■ ABOUT THIS EXERCISE: Please find the number of lines in the material below where the string "Порядок" occurs, and give only that number.
((
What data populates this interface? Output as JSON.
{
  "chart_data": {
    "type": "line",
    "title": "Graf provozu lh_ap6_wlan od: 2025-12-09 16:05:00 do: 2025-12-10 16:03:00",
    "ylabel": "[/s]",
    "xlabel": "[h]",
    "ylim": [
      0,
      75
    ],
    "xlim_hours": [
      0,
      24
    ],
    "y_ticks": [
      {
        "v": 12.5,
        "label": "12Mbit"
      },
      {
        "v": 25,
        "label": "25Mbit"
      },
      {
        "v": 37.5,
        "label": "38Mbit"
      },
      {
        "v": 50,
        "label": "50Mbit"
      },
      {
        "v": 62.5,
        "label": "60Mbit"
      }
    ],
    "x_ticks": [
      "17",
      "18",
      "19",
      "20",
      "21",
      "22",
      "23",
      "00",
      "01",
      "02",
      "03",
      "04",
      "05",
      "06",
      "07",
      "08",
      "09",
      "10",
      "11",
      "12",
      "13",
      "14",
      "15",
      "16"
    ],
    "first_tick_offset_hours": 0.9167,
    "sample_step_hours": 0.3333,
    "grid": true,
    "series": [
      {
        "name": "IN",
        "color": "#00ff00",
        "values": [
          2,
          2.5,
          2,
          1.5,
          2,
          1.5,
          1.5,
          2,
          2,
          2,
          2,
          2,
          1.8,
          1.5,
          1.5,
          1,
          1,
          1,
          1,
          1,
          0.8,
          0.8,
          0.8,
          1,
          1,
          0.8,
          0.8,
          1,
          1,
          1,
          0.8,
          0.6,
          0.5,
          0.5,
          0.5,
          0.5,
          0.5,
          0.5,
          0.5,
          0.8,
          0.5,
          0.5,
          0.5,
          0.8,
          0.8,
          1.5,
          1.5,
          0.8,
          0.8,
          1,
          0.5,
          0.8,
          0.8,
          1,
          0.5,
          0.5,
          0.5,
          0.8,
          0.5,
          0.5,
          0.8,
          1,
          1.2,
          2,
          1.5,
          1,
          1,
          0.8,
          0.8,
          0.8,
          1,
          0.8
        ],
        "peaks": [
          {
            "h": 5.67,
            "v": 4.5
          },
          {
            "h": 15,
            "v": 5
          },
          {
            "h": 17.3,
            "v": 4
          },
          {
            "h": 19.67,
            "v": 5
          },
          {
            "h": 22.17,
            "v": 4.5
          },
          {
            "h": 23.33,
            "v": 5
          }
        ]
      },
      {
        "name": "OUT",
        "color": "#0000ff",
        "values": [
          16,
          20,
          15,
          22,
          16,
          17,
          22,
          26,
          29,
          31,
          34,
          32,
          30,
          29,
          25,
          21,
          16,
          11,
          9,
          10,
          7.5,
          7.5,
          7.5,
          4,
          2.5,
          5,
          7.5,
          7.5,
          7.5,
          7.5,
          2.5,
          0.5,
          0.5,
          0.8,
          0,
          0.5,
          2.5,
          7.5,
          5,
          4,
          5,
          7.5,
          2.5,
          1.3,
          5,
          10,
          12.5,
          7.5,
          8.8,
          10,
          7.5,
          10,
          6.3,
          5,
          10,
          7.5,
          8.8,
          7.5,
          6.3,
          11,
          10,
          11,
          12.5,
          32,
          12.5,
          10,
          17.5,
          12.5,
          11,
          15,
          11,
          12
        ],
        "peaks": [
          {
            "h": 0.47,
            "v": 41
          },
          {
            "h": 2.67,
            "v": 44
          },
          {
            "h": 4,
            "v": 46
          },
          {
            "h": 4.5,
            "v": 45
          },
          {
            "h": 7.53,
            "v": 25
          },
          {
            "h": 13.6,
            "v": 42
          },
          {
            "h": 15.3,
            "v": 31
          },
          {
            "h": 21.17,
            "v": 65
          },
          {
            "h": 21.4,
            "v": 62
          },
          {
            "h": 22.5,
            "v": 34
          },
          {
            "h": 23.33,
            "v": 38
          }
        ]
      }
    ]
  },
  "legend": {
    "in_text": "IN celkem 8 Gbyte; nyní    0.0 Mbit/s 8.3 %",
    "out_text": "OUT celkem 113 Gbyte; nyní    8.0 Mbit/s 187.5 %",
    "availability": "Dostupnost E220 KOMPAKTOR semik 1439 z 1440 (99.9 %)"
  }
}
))
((
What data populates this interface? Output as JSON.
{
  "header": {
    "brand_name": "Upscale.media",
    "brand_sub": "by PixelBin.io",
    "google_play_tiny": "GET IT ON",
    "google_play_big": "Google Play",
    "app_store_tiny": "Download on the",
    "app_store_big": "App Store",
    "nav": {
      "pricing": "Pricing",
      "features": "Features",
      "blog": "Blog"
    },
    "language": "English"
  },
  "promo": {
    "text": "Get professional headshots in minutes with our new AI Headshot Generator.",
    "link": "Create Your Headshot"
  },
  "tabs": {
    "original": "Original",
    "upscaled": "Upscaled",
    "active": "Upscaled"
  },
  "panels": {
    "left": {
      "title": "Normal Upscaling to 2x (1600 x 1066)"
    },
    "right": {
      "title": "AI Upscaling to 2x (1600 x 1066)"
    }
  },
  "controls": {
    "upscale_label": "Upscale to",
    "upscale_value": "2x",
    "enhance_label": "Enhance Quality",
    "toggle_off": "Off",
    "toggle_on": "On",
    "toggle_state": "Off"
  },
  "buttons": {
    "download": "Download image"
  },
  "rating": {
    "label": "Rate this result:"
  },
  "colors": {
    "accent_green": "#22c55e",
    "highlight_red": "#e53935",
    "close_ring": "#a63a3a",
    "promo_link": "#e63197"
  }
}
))
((
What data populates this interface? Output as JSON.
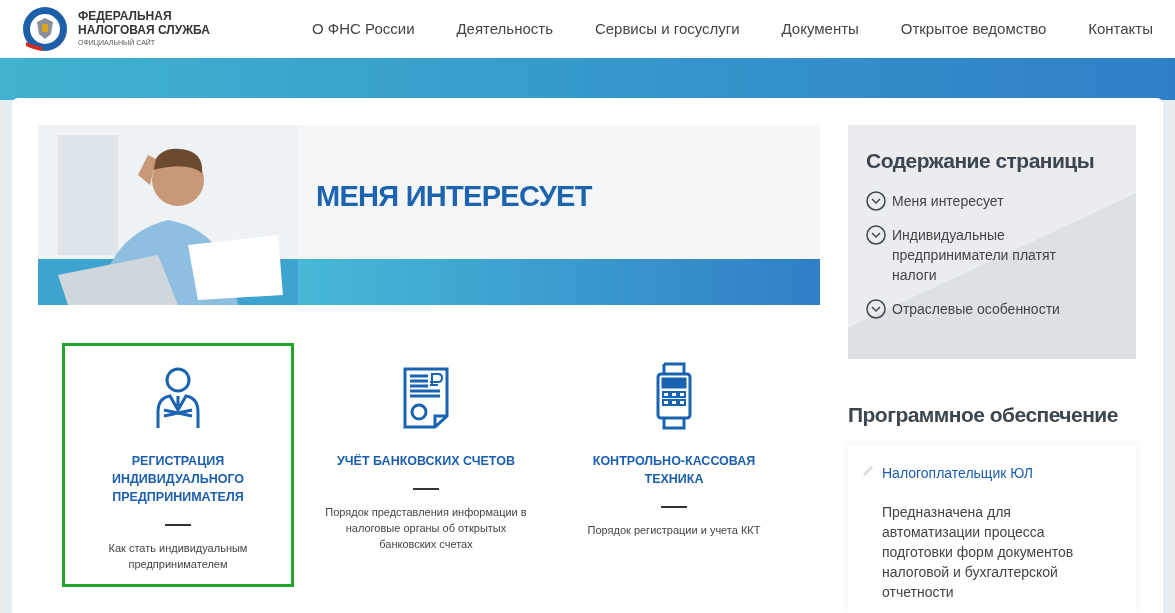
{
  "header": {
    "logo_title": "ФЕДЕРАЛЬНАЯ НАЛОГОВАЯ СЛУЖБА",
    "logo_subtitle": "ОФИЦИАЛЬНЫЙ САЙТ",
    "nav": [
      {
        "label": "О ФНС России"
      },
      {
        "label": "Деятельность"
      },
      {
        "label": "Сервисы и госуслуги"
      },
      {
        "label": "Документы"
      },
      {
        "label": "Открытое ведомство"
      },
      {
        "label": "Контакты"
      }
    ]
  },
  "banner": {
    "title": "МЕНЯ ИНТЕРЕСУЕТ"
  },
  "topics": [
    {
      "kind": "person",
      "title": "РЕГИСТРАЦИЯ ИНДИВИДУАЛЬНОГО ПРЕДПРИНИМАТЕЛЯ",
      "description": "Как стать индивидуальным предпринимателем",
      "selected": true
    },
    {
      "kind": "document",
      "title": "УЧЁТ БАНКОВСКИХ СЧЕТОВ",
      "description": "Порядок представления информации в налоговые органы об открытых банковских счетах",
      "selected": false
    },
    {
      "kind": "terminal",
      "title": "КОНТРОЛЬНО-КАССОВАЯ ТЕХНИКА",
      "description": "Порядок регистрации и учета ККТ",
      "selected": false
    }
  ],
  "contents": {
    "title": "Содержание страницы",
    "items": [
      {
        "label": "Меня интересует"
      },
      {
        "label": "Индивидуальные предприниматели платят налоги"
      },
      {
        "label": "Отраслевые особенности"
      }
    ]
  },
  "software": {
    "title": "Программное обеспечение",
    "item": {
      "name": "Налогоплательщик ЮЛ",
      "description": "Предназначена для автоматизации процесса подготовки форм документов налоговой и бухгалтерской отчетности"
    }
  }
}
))
■ RESULT: 2